What problems are usually associated with hydrocephalus?
There are many problems that can be associated with hydrocephalus and they vary from person to person. Some problems may be:
Because each case is individualized, generalizations in this category are difficult to make.
What are the potential future issues for a person/family affected by hydrocephalus?
What are the symptoms of hydrocephalus?
Regardless of the cause of hydrocephalus, increased intracranial pressure in the skull causes a common set of signs and symptoms that vary depending on the age and physical condition of the patient.
Because increased pressure has a direct impact on the optic nerves, patients often experience vision problems. The excess pressure may also have a direct bearing on the hypothalmus that can alter growth and sexual development. Fluid and electrolyte imbalance may also occur.
Are there other medical conditions that may be associated with Hydrocephalus?
Yes, some of the most common are:
What is Normal Pressure Hydrocephalus?
Normal Pressure Hydrocephalus (NPH) is the enlargement of the ventricles of the brain, without increased Cerebrospinal Fluid (CSF) pressure.
What are the symptoms of NPH?
In most instances, NPH causes dementia, difficulty walking and urinary incontinence. Because NPH is most common in elderly patients, its symptoms may be confused with Alzheimer's disease or Parkinson’s. Although NPH causes deficiencies in short term memory and a gradual loss in the think clearly, the changes are not as severe as those associated with Alzheimer's disease.
How is NPH diagnosed?

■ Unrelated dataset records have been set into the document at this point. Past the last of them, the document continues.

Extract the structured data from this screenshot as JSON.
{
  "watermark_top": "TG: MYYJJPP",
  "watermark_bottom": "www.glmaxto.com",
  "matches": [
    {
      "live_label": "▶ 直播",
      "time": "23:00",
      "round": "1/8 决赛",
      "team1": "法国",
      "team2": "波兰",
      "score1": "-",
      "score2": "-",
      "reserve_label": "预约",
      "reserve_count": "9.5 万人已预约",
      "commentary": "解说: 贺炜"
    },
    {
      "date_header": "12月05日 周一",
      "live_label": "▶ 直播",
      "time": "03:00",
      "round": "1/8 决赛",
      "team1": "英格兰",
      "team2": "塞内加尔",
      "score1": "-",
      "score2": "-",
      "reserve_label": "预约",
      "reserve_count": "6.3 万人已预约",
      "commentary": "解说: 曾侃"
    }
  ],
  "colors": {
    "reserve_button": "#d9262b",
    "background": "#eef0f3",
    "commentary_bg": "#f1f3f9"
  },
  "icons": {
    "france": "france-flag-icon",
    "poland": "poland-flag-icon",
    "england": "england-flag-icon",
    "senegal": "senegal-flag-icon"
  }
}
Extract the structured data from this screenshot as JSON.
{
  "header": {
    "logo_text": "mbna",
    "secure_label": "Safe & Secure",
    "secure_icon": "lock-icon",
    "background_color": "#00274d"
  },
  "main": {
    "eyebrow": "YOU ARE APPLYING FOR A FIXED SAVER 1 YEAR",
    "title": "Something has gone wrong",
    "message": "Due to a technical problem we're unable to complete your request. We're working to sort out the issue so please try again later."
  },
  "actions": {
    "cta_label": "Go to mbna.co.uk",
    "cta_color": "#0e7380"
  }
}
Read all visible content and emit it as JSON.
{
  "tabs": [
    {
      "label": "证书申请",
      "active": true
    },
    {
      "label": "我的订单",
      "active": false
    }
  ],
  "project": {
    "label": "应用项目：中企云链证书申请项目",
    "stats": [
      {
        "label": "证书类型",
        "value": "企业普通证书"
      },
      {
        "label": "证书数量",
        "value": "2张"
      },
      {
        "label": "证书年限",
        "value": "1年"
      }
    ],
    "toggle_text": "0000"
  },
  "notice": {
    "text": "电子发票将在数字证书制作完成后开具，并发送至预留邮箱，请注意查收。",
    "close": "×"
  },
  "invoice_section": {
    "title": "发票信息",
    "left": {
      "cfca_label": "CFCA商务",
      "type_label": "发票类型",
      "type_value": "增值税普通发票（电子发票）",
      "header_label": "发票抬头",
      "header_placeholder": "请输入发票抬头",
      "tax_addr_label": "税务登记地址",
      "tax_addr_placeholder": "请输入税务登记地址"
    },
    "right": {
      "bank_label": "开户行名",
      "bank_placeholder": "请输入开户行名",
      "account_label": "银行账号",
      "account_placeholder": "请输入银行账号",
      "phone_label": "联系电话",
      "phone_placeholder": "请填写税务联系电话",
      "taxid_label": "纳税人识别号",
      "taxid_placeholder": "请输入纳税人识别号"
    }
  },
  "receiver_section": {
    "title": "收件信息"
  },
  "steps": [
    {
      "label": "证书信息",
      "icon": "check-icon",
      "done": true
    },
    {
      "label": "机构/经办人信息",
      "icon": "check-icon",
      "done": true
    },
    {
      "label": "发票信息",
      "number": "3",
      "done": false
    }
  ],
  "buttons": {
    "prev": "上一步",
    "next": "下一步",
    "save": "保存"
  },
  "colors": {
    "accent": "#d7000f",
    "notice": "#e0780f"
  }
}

Because there is no known cause for NPH and the symptoms are non-specific and insidious, a diagnosis is often difficult to make. A Computed Tomographic (CT) scan or a Magnetic Resonance Imaging (MRI) scan provides pictures of the ventricles and ensures that the CSF flow is not blocked by a tumor or other mass. Additional tests may be used including CSF diffusion studies and repeated lumbar punctures to drain spinal fluid. Although tests alone cannot predict whether a shunt will improve the condition of NPH patients, the decision to place a shunt is based on the extent of symptoms.